Francine woke up and found she wasn’t alone. Across the room, on the other bed,
there was a girl with headphones on.
The sister had been asleep when they brought the girl in. She wanted to speak, but
her throat hurt and her mouth was dry. Soma, and chloral hydrate.
Sleep therapy, the doctor called it.
were times when Sister Francine felt like a frozen sky. Starless and black. Without end.
Your head will tell you no.
Let your heart answer yes.
Father Timothy’s words were embroidered in gold on her dreams.
girl took off her headphones, and held up a stuffed animal, a small brown bear.
is Bobo, she said, and gave him a kiss. Bobo’s been with me forever. You’ll have the room all to yourself now. I’m through with my tests.
put on her shoes and left, and took Bobo with her.
girl was open and friendly, and the sister wished she could have responded
in kind. The soma and chloral hydrate was supposed to be a sort of shock therapy.
were times when Sister Francine felt enveloped in cotton, and stared at the
back of her hands.
will tell you no. Let your heart answer yes.
Father Timothy’s words shined like a pearl in the sun.
She put her hand on the wall. It was seven steps to the doorway. From
there she could see into the dayroom.
TV was on, and it spat out the headlines like seeds. Aftermath. Tragedy. Caliber.
Pictures flew by like birds in a storm. Gurneys. Weeping. Parents and Christmas.
girl, giving a toy bear a kiss.
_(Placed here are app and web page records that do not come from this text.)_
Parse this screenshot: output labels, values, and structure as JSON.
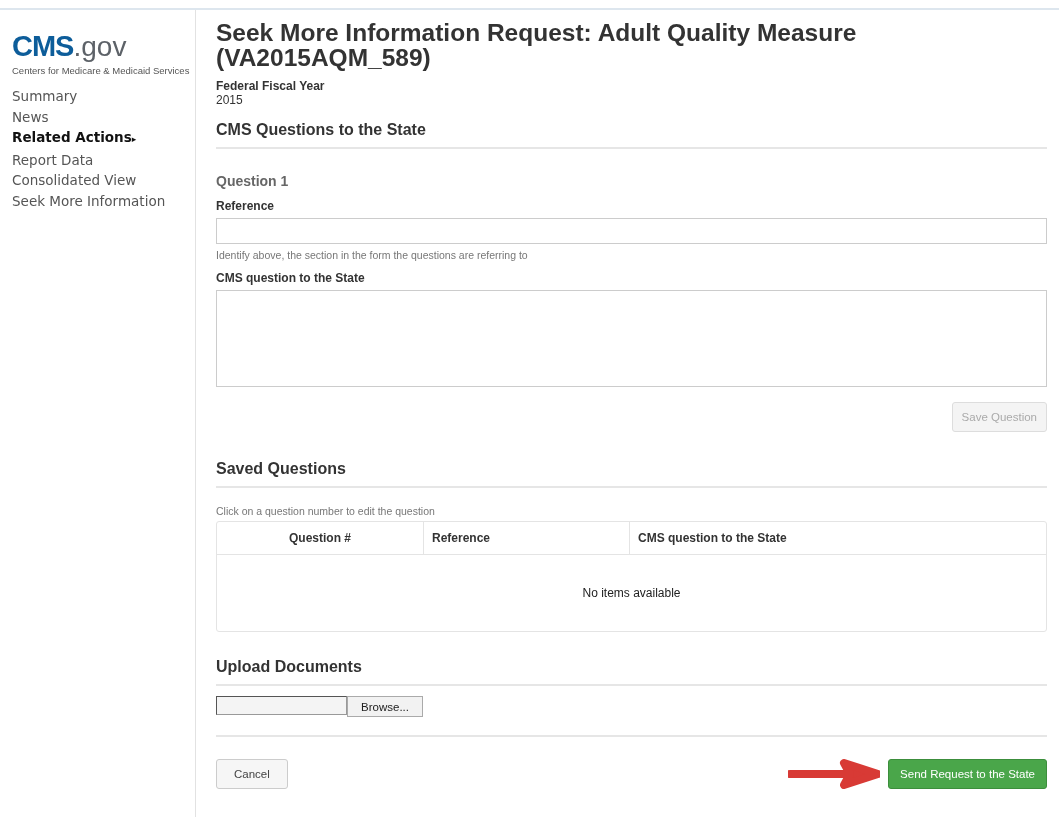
{
  "logo": {
    "brand": "CMS",
    "suffix": ".gov",
    "tagline": "Centers for Medicare & Medicaid Services"
  },
  "sidebar": {
    "items": [
      {
        "label": "Summary",
        "selected": false
      },
      {
        "label": "News",
        "selected": false
      },
      {
        "label": "Related Actions",
        "selected": true,
        "marker": "▸"
      },
      {
        "label": "Report Data",
        "selected": false
      },
      {
        "label": "Consolidated View",
        "selected": false
      },
      {
        "label": "Seek More Information",
        "selected": false
      }
    ]
  },
  "page": {
    "title": "Seek More Information Request: Adult Quality Measure (VA2015AQM_589)",
    "fiscal_year_label": "Federal Fiscal Year",
    "fiscal_year": "2015"
  },
  "questions_section": {
    "heading": "CMS Questions to the State",
    "question_title": "Question 1",
    "reference_label": "Reference",
    "reference_help": "Identify above, the section in the form the questions are referring to",
    "question_label": "CMS question to the State",
    "save_button": {
      "label": "Save Question",
      "disabled": true
    }
  },
  "saved_questions": {
    "heading": "Saved Questions",
    "hint": "Click on a question number to edit the question",
    "columns": [
      "Question #",
      "Reference",
      "CMS question to the State"
    ],
    "empty_text": "No items available"
  },
  "upload": {
    "heading": "Upload Documents",
    "browse_button": "Browse..."
  },
  "footer": {
    "cancel_button": "Cancel",
    "send_button": "Send Request to the State"
  }
}
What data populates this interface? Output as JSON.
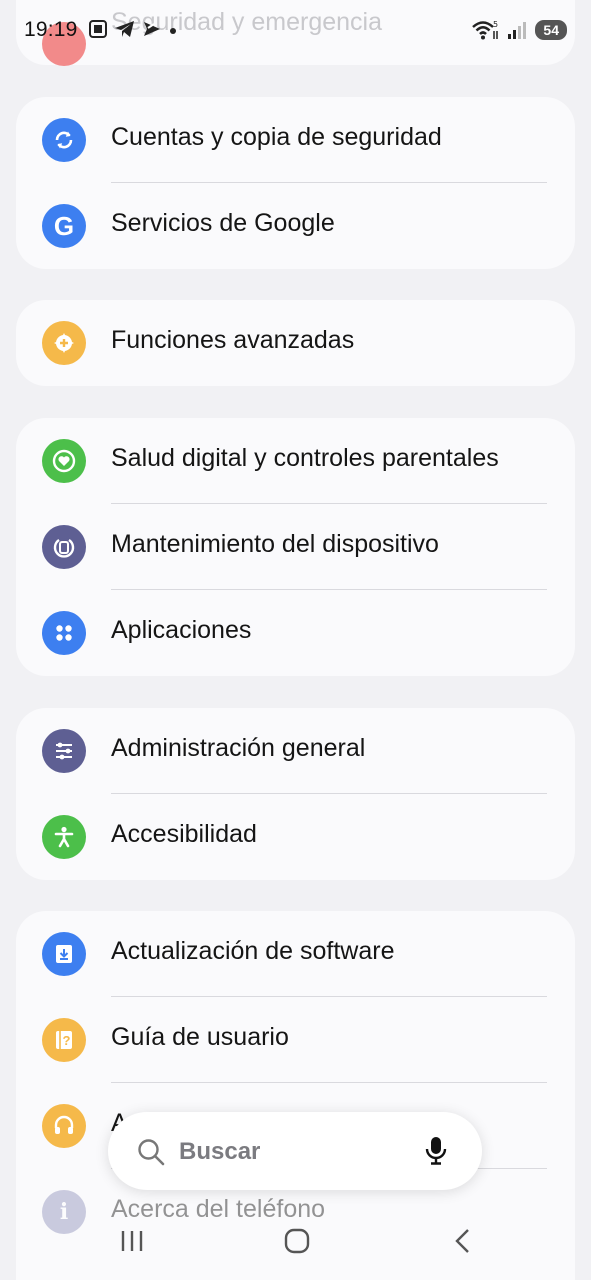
{
  "status_bar": {
    "time": "19:19",
    "battery": "54",
    "wifi_badge": "5"
  },
  "top_partial_item": {
    "label": "Seguridad y emergencia"
  },
  "groups": [
    {
      "items": [
        {
          "label": "Cuentas y copia de seguridad",
          "icon": "sync-icon",
          "color": "#3d7ff0"
        },
        {
          "label": "Servicios de Google",
          "icon": "google-g-icon",
          "color": "#3d7ff0"
        }
      ]
    },
    {
      "items": [
        {
          "label": "Funciones avanzadas",
          "icon": "gear-plus-icon",
          "color": "#f5b94a"
        }
      ]
    },
    {
      "items": [
        {
          "label": "Salud digital y controles parentales",
          "icon": "heart-circle-icon",
          "color": "#4cbf4a"
        },
        {
          "label": "Mantenimiento del dispositivo",
          "icon": "device-care-icon",
          "color": "#5e5f93"
        },
        {
          "label": "Aplicaciones",
          "icon": "apps-grid-icon",
          "color": "#3d7ff0"
        }
      ]
    },
    {
      "items": [
        {
          "label": "Administración general",
          "icon": "sliders-icon",
          "color": "#5e5f93"
        },
        {
          "label": "Accesibilidad",
          "icon": "accessibility-icon",
          "color": "#4cbf4a"
        }
      ]
    },
    {
      "items": [
        {
          "label": "Actualización de software",
          "icon": "download-icon",
          "color": "#3d7ff0"
        },
        {
          "label": "Guía de usuario",
          "icon": "help-book-icon",
          "color": "#f5b94a"
        },
        {
          "label": "A",
          "icon": "headset-icon",
          "color": "#f5b94a"
        },
        {
          "label": "Acerca del teléfono",
          "icon": "info-icon",
          "color": "#a7a9c6"
        }
      ]
    }
  ],
  "search": {
    "placeholder": "Buscar"
  },
  "nav": {
    "recents": "recents-icon",
    "home": "home-icon",
    "back": "back-icon"
  }
}
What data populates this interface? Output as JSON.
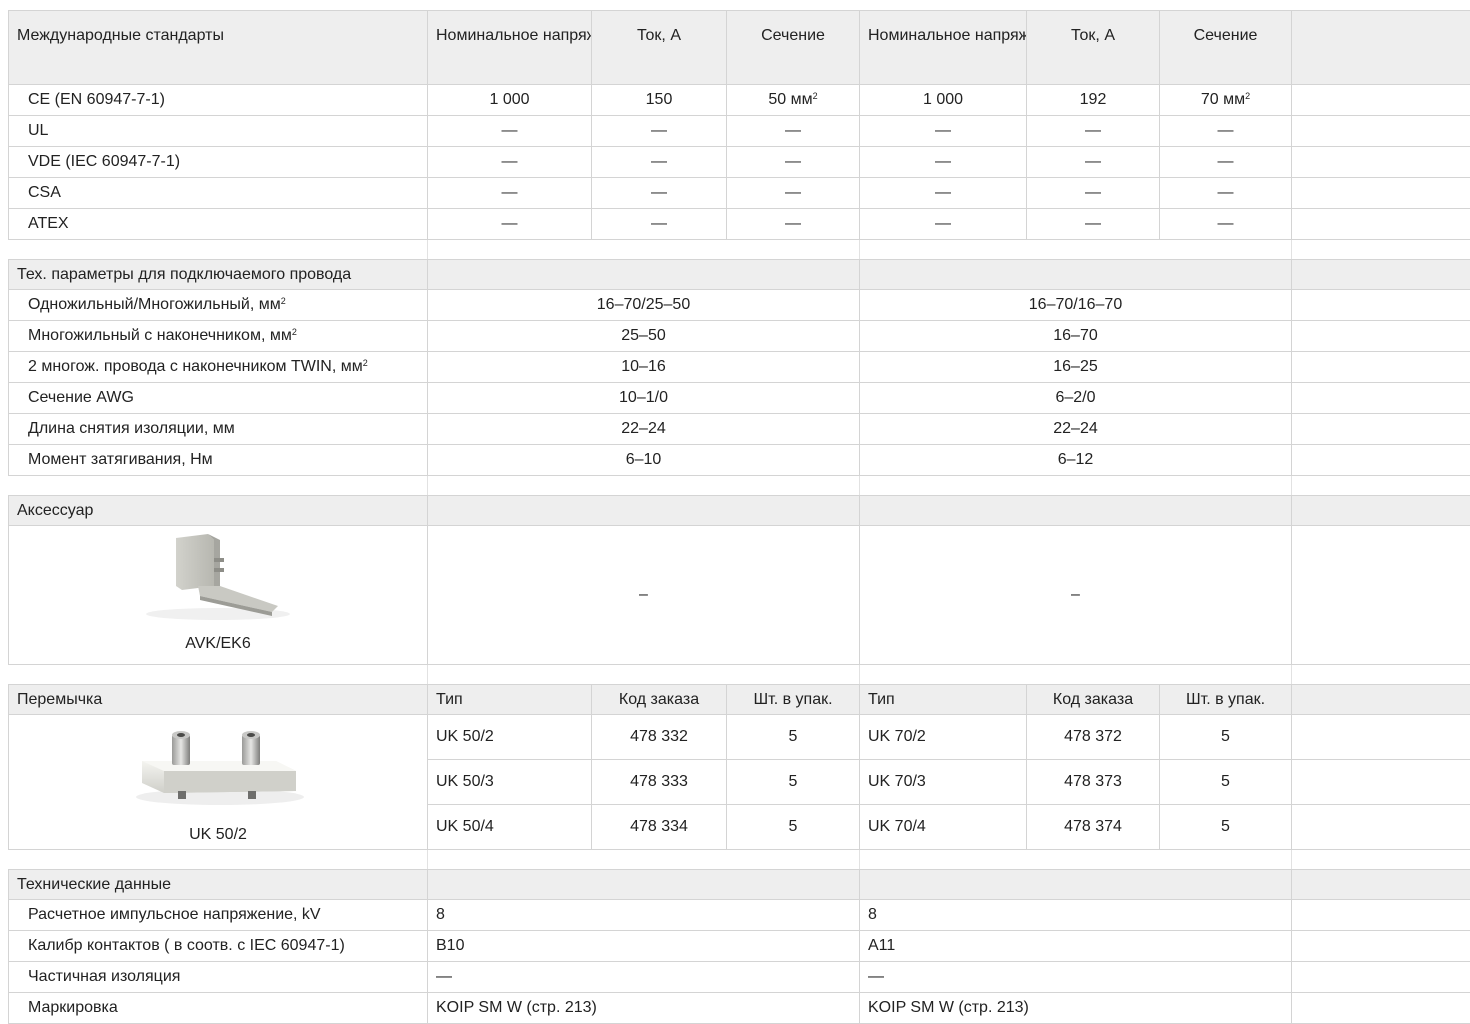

were days Father Timothy’s words were an all-white thousand-piece puzzle.
are times when a girl loves no one.